We've rated each appliance for:
- performance, and
- ease of use.
The Thermomix has been around since the 1960s, when it first launched in Germany as a food processor. After many years of innovation, it found its way onto the Australia market in 2000, combining the functions of 10 appliances in one unit.
We first tested the Thermomix as a "first look" back in 2010. Since then a number of young pretenders have sought to topple the king of kitchen machines, and members have been clamouring for us to test their claims directly against the Thermomix and see whether it really does justify its high price.
Our home economist, Fiona Mair, has tested these machines and is impressed with the performance of all of them. They are true multi-taskers that can chop, beat, mix, whip, grind, knead, mince, grate, juice, blend, heat, stir and steam. The Thermomix and Thermochef even have inbuilt scales.
For more information about benchtop appliances, see Kitchen.
We also looked at the Kenwood Cooking Chef - it's different in design to the other all-in-one machines and we felt it was unfair to compare it directly. It looks like a traditional Kenwood Chef benchtop mixer, but with an induction heating element that allows you to cook food in it as well. See What to Look For

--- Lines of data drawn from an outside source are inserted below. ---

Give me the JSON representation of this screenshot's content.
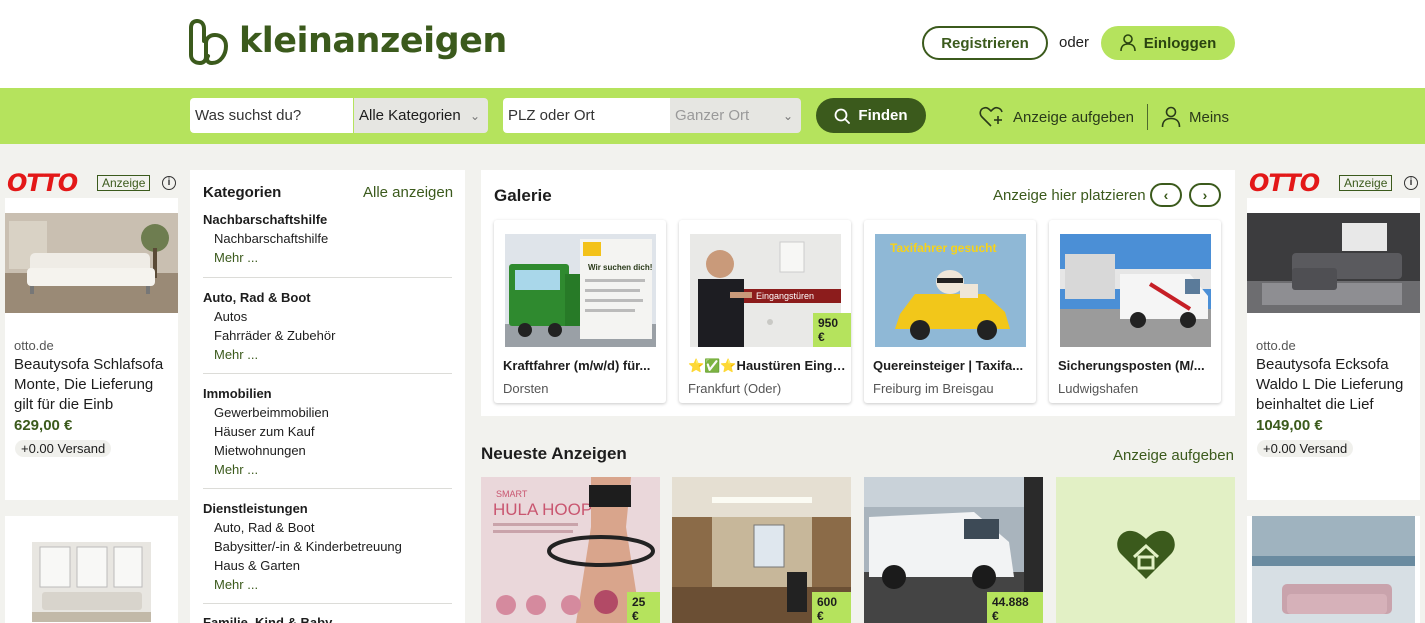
{
  "header": {
    "logo_text": "kleinanzeigen",
    "register_label": "Registrieren",
    "or_text": "oder",
    "login_label": "Einloggen"
  },
  "search": {
    "query_placeholder": "Was suchst du?",
    "category_value": "Alle Kategorien",
    "location_placeholder": "PLZ oder Ort",
    "radius_value": "Ganzer Ort",
    "find_label": "Finden",
    "post_ad_label": "Anzeige aufgeben",
    "account_label": "Meins"
  },
  "left_ad": {
    "brand": "OTTO",
    "ad_label": "Anzeige",
    "source": "otto.de",
    "title": "Beautysofa Schlafsofa Monte, Die Lieferung gilt für die Einb",
    "price": "629,00 €",
    "shipping": "+0.00 Versand"
  },
  "right_ad": {
    "brand": "OTTO",
    "ad_label": "Anzeige",
    "source": "otto.de",
    "title": "Beautysofa Ecksofa Waldo L Die Lieferung beinhaltet die Lief",
    "price": "1049,00 €",
    "shipping": "+0.00 Versand"
  },
  "categories": {
    "heading": "Kategorien",
    "all_label": "Alle anzeigen",
    "more_label": "Mehr ...",
    "groups": [
      {
        "title": "Nachbarschaftshilfe",
        "items": [
          "Nachbarschaftshilfe"
        ]
      },
      {
        "title": "Auto, Rad & Boot",
        "items": [
          "Autos",
          "Fahrräder & Zubehör"
        ]
      },
      {
        "title": "Immobilien",
        "items": [
          "Gewerbeimmobilien",
          "Häuser zum Kauf",
          "Mietwohnungen"
        ]
      },
      {
        "title": "Dienstleistungen",
        "items": [
          "Auto, Rad & Boot",
          "Babysitter/-in & Kinderbetreuung",
          "Haus & Garten"
        ]
      },
      {
        "title": "Familie, Kind & Baby",
        "items": []
      }
    ]
  },
  "gallery": {
    "heading": "Galerie",
    "place_ad_label": "Anzeige hier platzieren",
    "items": [
      {
        "title": "Kraftfahrer (m/w/d) für...",
        "location": "Dorsten",
        "price": ""
      },
      {
        "title": "⭐✅⭐Haustüren Einga...",
        "location": "Frankfurt (Oder)",
        "price": "950 €"
      },
      {
        "title": "Quereinsteiger | Taxifa...",
        "location": "Freiburg im Breisgau",
        "price": ""
      },
      {
        "title": "Sicherungsposten (M/...",
        "location": "Ludwigshafen",
        "price": ""
      }
    ],
    "image_texts": {
      "truck_sign": "Wir suchen dich!",
      "door_sign": "Eingangstüren",
      "taxi_sign": "Taxifahrer gesucht",
      "hula_brand": "SMART",
      "hula_title": "HULA HOOP"
    }
  },
  "newest": {
    "heading": "Neueste Anzeigen",
    "post_label": "Anzeige aufgeben",
    "items": [
      {
        "price": "25 €"
      },
      {
        "price": "600 €"
      },
      {
        "price": "44.888 €"
      },
      {
        "price": ""
      }
    ]
  },
  "colors": {
    "brand_green": "#3b5a1c",
    "lime": "#b5e35d",
    "otto_red": "#e31818"
  }
}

, for more information about the Cooking Chef.
Brands and models tested
- Bellini Intelli Kitchen Master BTMKM510W
- ThermoChef Natura
- Thermomix TM31
How we test
Performance our home economist, Fiona Mair, assesses the functions of the kitchen machines by conducting a range of tests from chopping, to kneading, to braising and making risotto, steaming and crushing. A total of 16 tests are conducted on the machines and the results are averaged into the overall performance score.
Ease of use Fiona assesses how easy the controls are to use, the general ease of use of the machine and how easy it is to clean and store.